◆ What you are asked to do
Copy the data below exactly, but not the pictures it contains.

· · · · ·

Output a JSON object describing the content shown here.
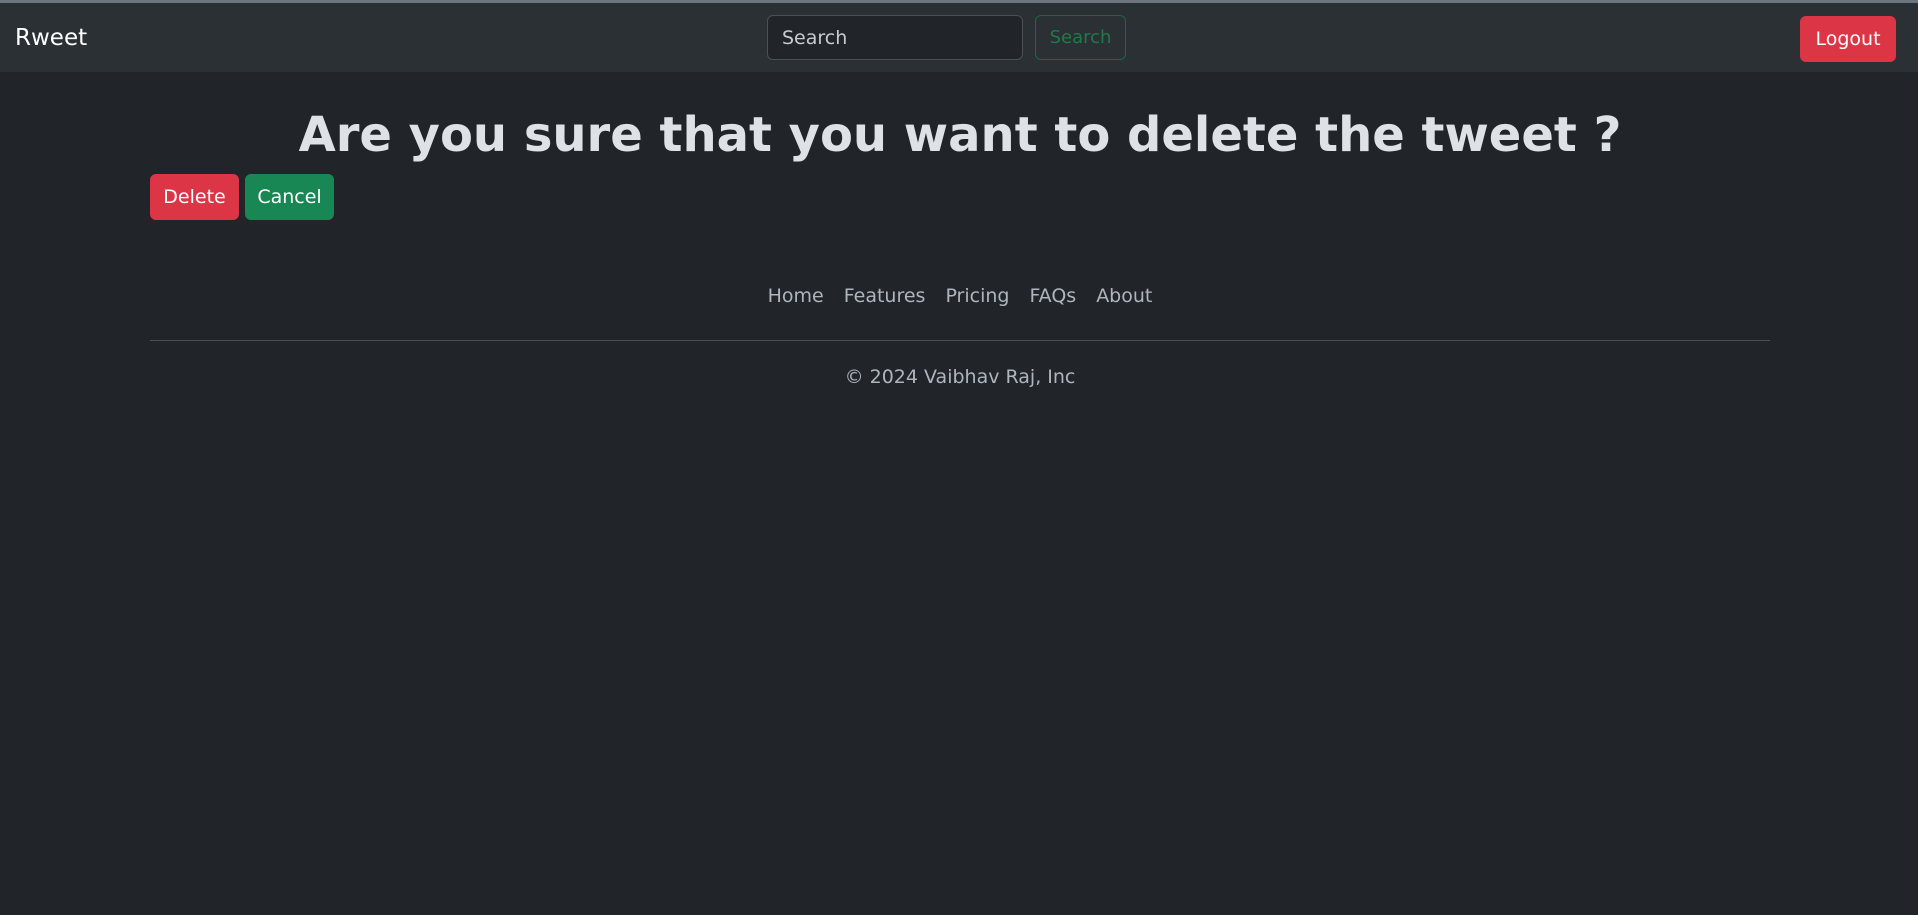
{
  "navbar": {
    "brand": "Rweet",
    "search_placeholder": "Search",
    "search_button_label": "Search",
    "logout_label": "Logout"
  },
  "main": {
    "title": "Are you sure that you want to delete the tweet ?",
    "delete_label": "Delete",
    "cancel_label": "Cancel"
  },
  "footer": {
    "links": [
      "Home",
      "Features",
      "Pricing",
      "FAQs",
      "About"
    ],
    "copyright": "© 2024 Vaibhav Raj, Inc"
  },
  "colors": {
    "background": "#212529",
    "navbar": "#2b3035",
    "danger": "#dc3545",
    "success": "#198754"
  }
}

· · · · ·

◆ Completed exercise
Output a JSON object describing the content shown here.
{
  "navbar": {
    "brand": "Rweet",
    "search_placeholder": "Search",
    "search_button_label": "Search",
    "logout_label": "Logout"
  },
  "main": {
    "title": "Are you sure that you want to delete the tweet ?",
    "delete_label": "Delete",
    "cancel_label": "Cancel"
  },
  "footer": {
    "links": [
      "Home",
      "Features",
      "Pricing",
      "FAQs",
      "About"
    ],
    "copyright": "© 2024 Vaibhav Raj, Inc"
  },
  "colors": {
    "background": "#212529",
    "navbar": "#2b3035",
    "danger": "#dc3545",
    "success": "#198754"
  }
}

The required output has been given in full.